“Tachnazarov, who has occupied key positions in the Turkmen energy industry since 1996, has in all appropriated $266.7 million and more than 1 billion manat” announced General Prosecutor Kurbanbibi Atajanov.
In light of the “ingrained system of abuse and because of shortcomings within the structure of the Turkmen energy industry,” said Niyazov, “it is necessary in the near future to revise the structure of the oil and gas industry, with special consideration for government priorities.”
Niyazov also forbade all energy industries to engage in trading operations.
“From now on only the state commodity stock exchange will be permitted to carry out these functions,” Niyazov said.
Since Turkmenistan gained independence, 80 deputy Cabinet chairmen, 130 ministers, and almost 50 regional and city leaders have been dismissed. Many of them have been arrested, sentenced to prison terms, jailed, or been forced into emigration.
Earlier this month, Naftohaz Ukrayiny CEO Oleksiy Ivchenko visited Ashgabat to negotiate the future of gas supplies from Turkmenistan to Ukraine. In a now-notorious televised encounter President Niyazov harangued Ivchenko over Ukraine’s alleged failure to meet the conditions of the original agreement, having failed to supply around $480 million worth of equipment.
Initially, Ukrainian Fuel and Energy Minister Ivan Plachkov admitted to the shortcoming, only for that to be later refuted by Ivchenko. The story in full is here.
Ivchenko’s remarks were further worsened by his allegation that his reply to Niyazov’s rant had been edited out of the final footage. In an article (in Russian) published yesterday in Ukrainian daily financial newspaper Ekonomika, it is also related that Ivchenko said that he had in fact spoken for a full 25 minutes, while his aides waited just outside the door in the lobby, listening in on the proceedings. Among other things, Ivchenko charged Niyazov’s entourage with misleading him about the exact nature of financial transactions relating to the gas deal. This is where the plot begins to get thicker. Again, Eurasianet gives a concise picture of all the twists and turns:
One important factor, which was not mentioned in the media reports of the Ukrainian-Turkmen meeting in October, was the future role of RosUkrEnergo, the controversial Swiss-based company contracted by both Gazprom and Naftohaz to act as the middleman for transporting Turkmen gas to Ukraine. In June, the Ukrainian Security Service (SBU) began a criminal investigation into RosUkrEnergo. This investigation was stopped, according to Oleksander Turchinov, then head of the SBU, on Ukrainian President Viktor Yushchenko’s orders.
One of the purported reasons the investigation ended was that there were grave suspicions by the SBU that former Ukrainian President Leonid Kuchma, Niyazov, and Russian President Vladimir Putin were all involved in substantial kickback schemes through RosUkrEnergo. Had these schemes been exposed, Ukraine stood to lose gas deliveries from both Russia and Turkmenistan. The other reason provided by Turchinov as to why the investigation was stopped was that some of Yushchenko’s closest advisors were themselves now linked to RosUkrEnergo.
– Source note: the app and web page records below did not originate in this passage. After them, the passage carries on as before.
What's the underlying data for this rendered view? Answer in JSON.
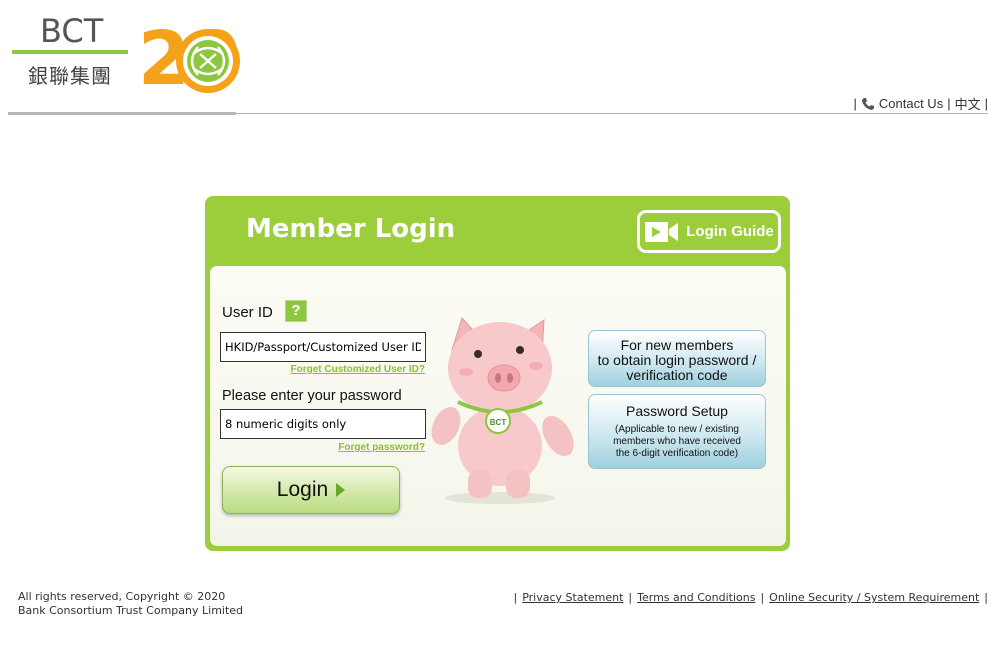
{
  "header": {
    "logo_text": "BCT",
    "logo_cn": "銀聯集團",
    "anniversary": "20",
    "contact_label": "Contact Us",
    "language_label": "中文"
  },
  "login": {
    "title": "Member Login",
    "guide_label": "Login Guide",
    "user_id_label": "User ID",
    "help_icon": "?",
    "user_id_placeholder": "HKID/Passport/Customized User ID",
    "forget_user_id": "Forget Customized User ID?",
    "password_label": "Please enter your password",
    "password_placeholder": "8 numeric digits only",
    "forget_password": "Forget password?",
    "login_button": "Login",
    "mascot_badge": "BCT",
    "new_members_button": "For new members to obtain login password / verification code",
    "new_members_lines": [
      "For new members",
      "to obtain login password /",
      "verification code"
    ],
    "password_setup_title": "Password Setup",
    "password_setup_sub_lines": [
      "(Applicable to new / existing",
      "members who have received",
      "the 6-digit verification code)"
    ]
  },
  "footer": {
    "copyright_line1": "All rights reserved, Copyright © 2020",
    "copyright_line2": "Bank Consortium Trust Company Limited",
    "links": [
      "Privacy Statement",
      "Terms and Conditions",
      "Online Security / System Requirement"
    ]
  },
  "colors": {
    "brand_green": "#9ccd3a",
    "brand_orange": "#f5a21b",
    "link_green": "#8cbf2e",
    "button_blue": "#9fd0de"
  },
  "icons": [
    "phone-icon",
    "video-camera-icon",
    "help-icon",
    "arrow-right-icon"
  ]
}
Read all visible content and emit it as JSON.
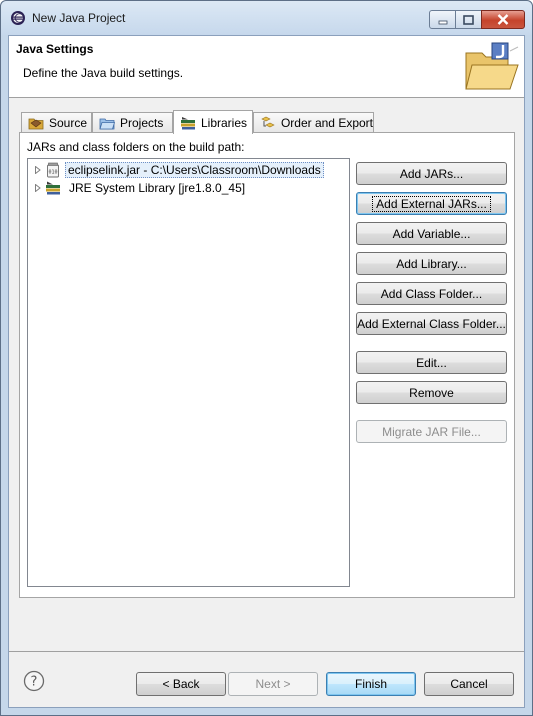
{
  "window": {
    "title": "New Java Project"
  },
  "header": {
    "title": "Java Settings",
    "description": "Define the Java build settings."
  },
  "tabs": [
    {
      "label": "Source",
      "active": false
    },
    {
      "label": "Projects",
      "active": false
    },
    {
      "label": "Libraries",
      "active": true
    },
    {
      "label": "Order and Export",
      "active": false
    }
  ],
  "libraries": {
    "label": "JARs and class folders on the build path:",
    "entries": [
      {
        "label": "eclipselink.jar - C:\\Users\\Classroom\\Downloads",
        "icon": "jar-icon",
        "selected": true
      },
      {
        "label": "JRE System Library [jre1.8.0_45]",
        "icon": "library-icon",
        "selected": false
      }
    ]
  },
  "buttons": {
    "add_jars": "Add JARs...",
    "add_external_jars": "Add External JARs...",
    "add_variable": "Add Variable...",
    "add_library": "Add Library...",
    "add_class_folder": "Add Class Folder...",
    "add_external_class_folder": "Add External Class Folder...",
    "edit": "Edit...",
    "remove": "Remove",
    "migrate_jar": "Migrate JAR File..."
  },
  "footer": {
    "back": "< Back",
    "next": "Next >",
    "finish": "Finish",
    "cancel": "Cancel"
  }
}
As the investigation gathered steam, Niyazov ordered that the heads of Turkmenistan’s energy companies be arrested. They were all reportedly sentenced to long prison terms.
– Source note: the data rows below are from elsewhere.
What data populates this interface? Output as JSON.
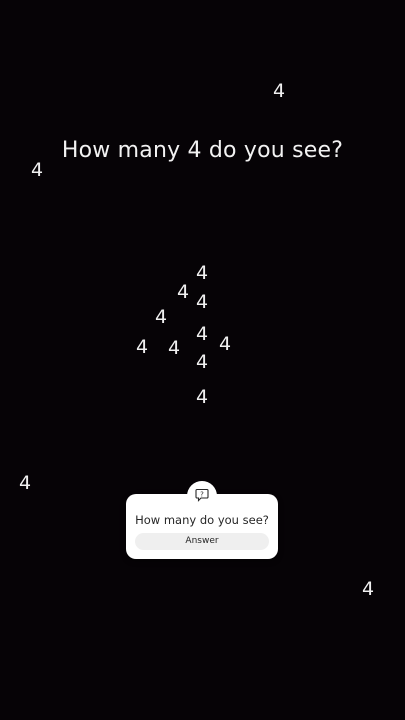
{
  "headline": "How many 4 do you see?",
  "digit": "4",
  "card": {
    "question": "How many do you see?",
    "answer_label": "Answer",
    "icon": "question-speech-bubble-icon"
  }
}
And then of course there was the sacking in May of Turkmen deputy Prime Minister for oil and gas Yolly Kurbanmuradov. This raises the distinct possibility that the recently publicised purges among the Turkmen political elite may be all about money, and who has or has not been stealing it.
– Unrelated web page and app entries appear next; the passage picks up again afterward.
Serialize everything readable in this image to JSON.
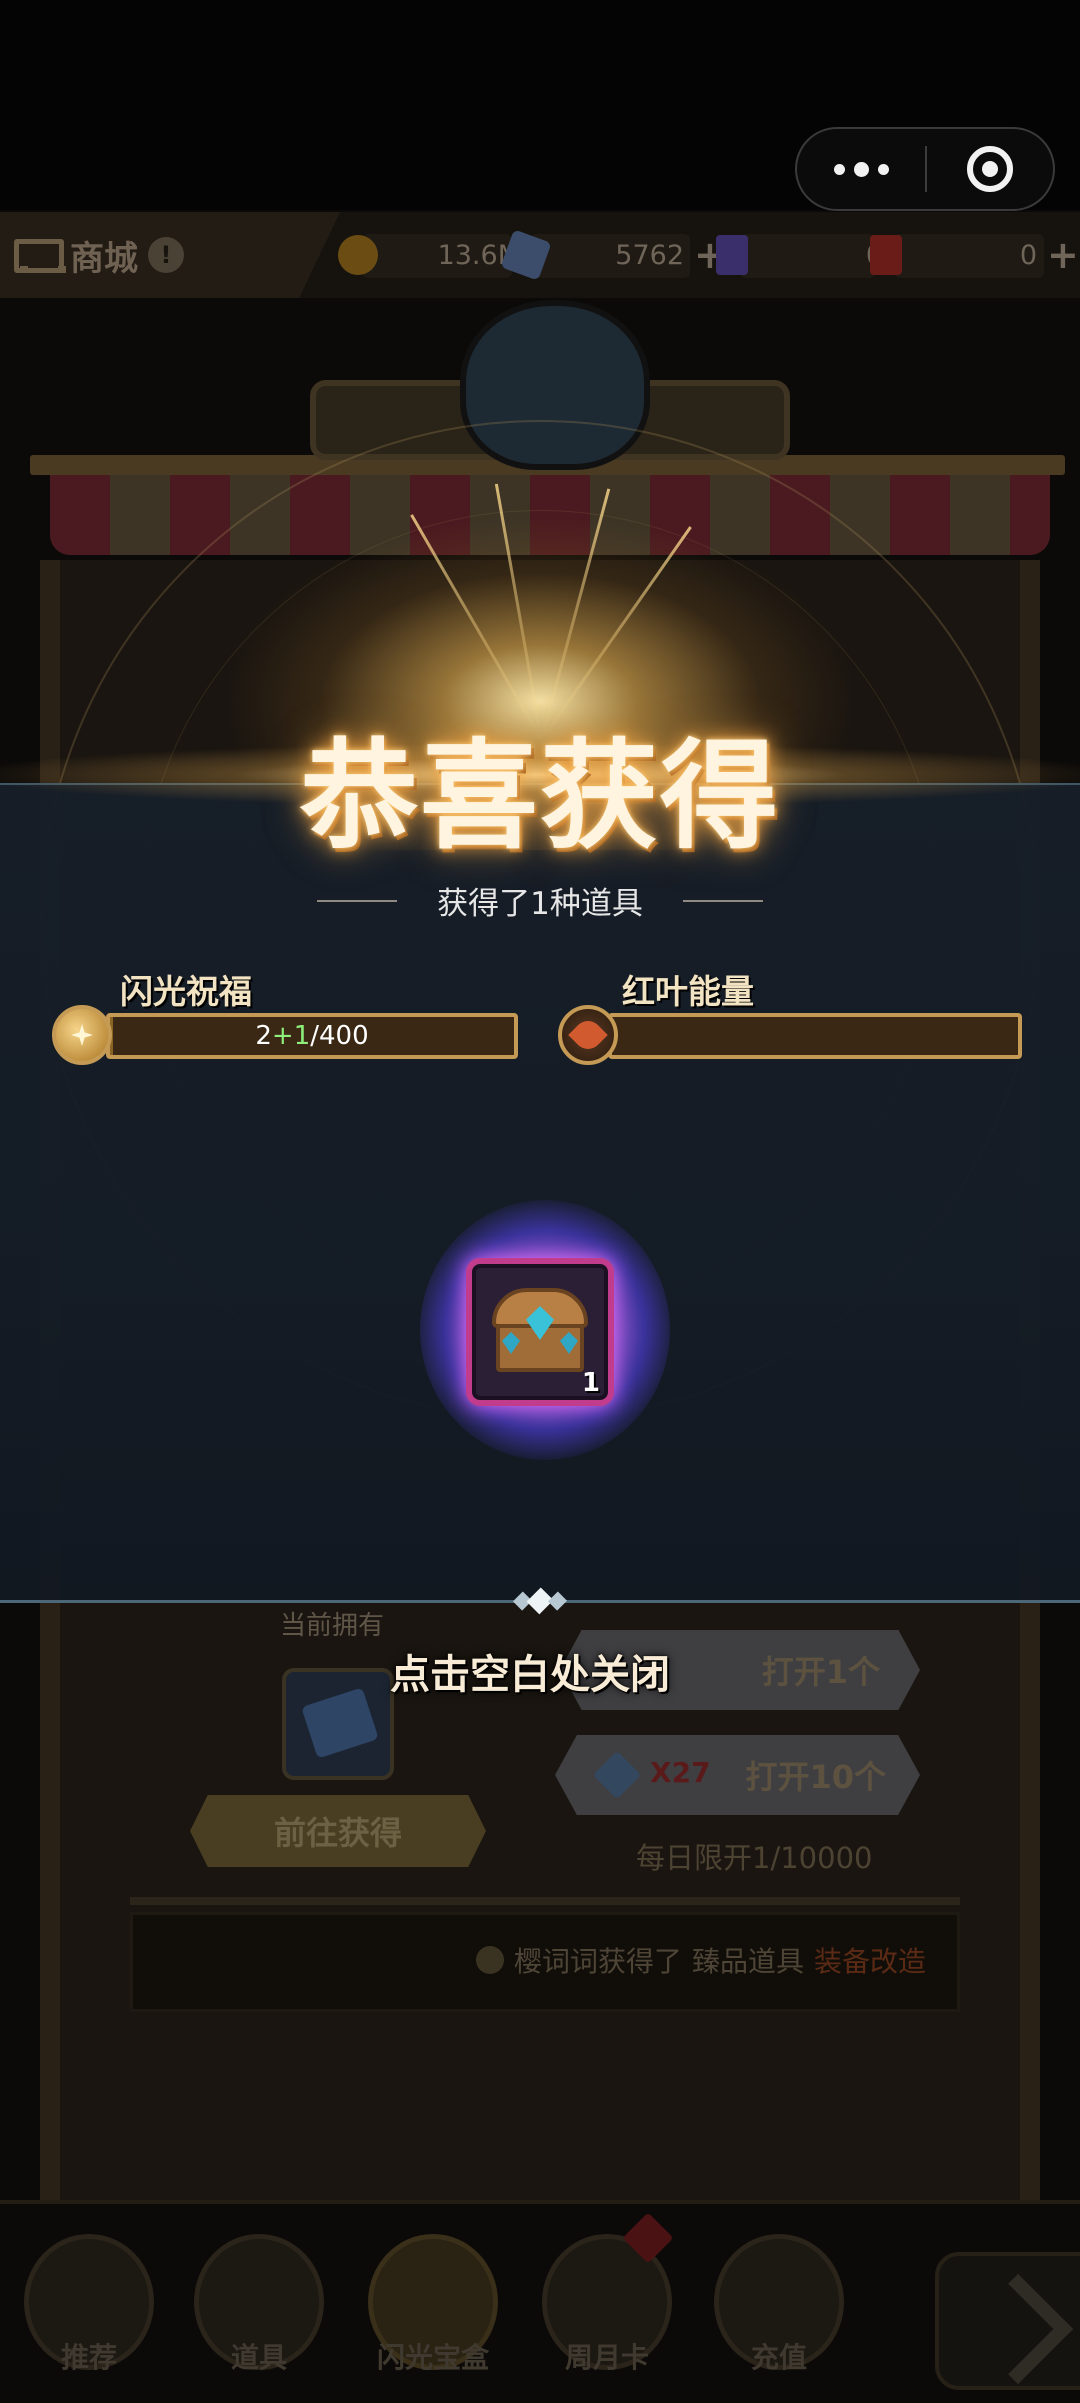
{
  "topbar": {
    "shop_label": "商城",
    "currencies": [
      {
        "icon": "gold-coin-icon",
        "value": "13.6M",
        "has_plus": false
      },
      {
        "icon": "gem-icon",
        "value": "5762",
        "has_plus": true
      },
      {
        "icon": "ticket-icon",
        "value": "0",
        "has_plus": false
      },
      {
        "icon": "gold-card-icon",
        "value": "0",
        "has_plus": true
      }
    ],
    "plus_symbol": "+"
  },
  "shop": {
    "owned_label": "当前拥有",
    "go_get_label": "前往获得",
    "open_one_label": "打开1个",
    "open_ten_label": "打开10个",
    "open_ten_cost": "X27",
    "daily_limit": "每日限开1/10000",
    "news": {
      "user": "樱词词获得了",
      "quality": "臻品道具",
      "item": "装备改造"
    }
  },
  "popup": {
    "title": "恭喜获得",
    "subtitle": "获得了1种道具",
    "bars": [
      {
        "label": "闪光祝福",
        "icon": "flash-blessing-icon",
        "current": "2",
        "gain": "+1",
        "max": "/400",
        "progress": 0.0075
      },
      {
        "label": "红叶能量",
        "icon": "red-leaf-icon",
        "progress": 0
      }
    ],
    "reward": {
      "icon": "treasure-chest-icon",
      "rarity_color": "#c13c8c",
      "count": "1"
    },
    "close_hint": "点击空白处关闭"
  },
  "bottom_nav": [
    {
      "label": "推荐",
      "active": false
    },
    {
      "label": "道具",
      "active": false
    },
    {
      "label": "闪光宝盒",
      "active": true
    },
    {
      "label": "周月卡",
      "active": false,
      "badge": "!"
    },
    {
      "label": "充值",
      "active": false
    }
  ],
  "colors": {
    "accent_gold": "#c49a55",
    "title_glow": "#f0a040",
    "gain_green": "#8ef07a"
  }
}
The epilogue to the story, for now, is that Ivchenko has been denied a Turkmen visa, which means that he will be unable to conduct any further dialogue with Turkmenbashi in person. Niyazov is evidently not used to having anybody talk back to him, and if he has anything to do with it, it won’t be happening again.
China’s soaring demand of oil is boosting ties between SCO countries. RiaNovosti reports that Kazakh Prime Minister Danial Akhmetov has offered Russian oil companies the use of a Kazakh pipeline to transport oil to China.
China has already won President Putin’s support for a pipeline from Eastern Siberia, knocking out the other contester Japan.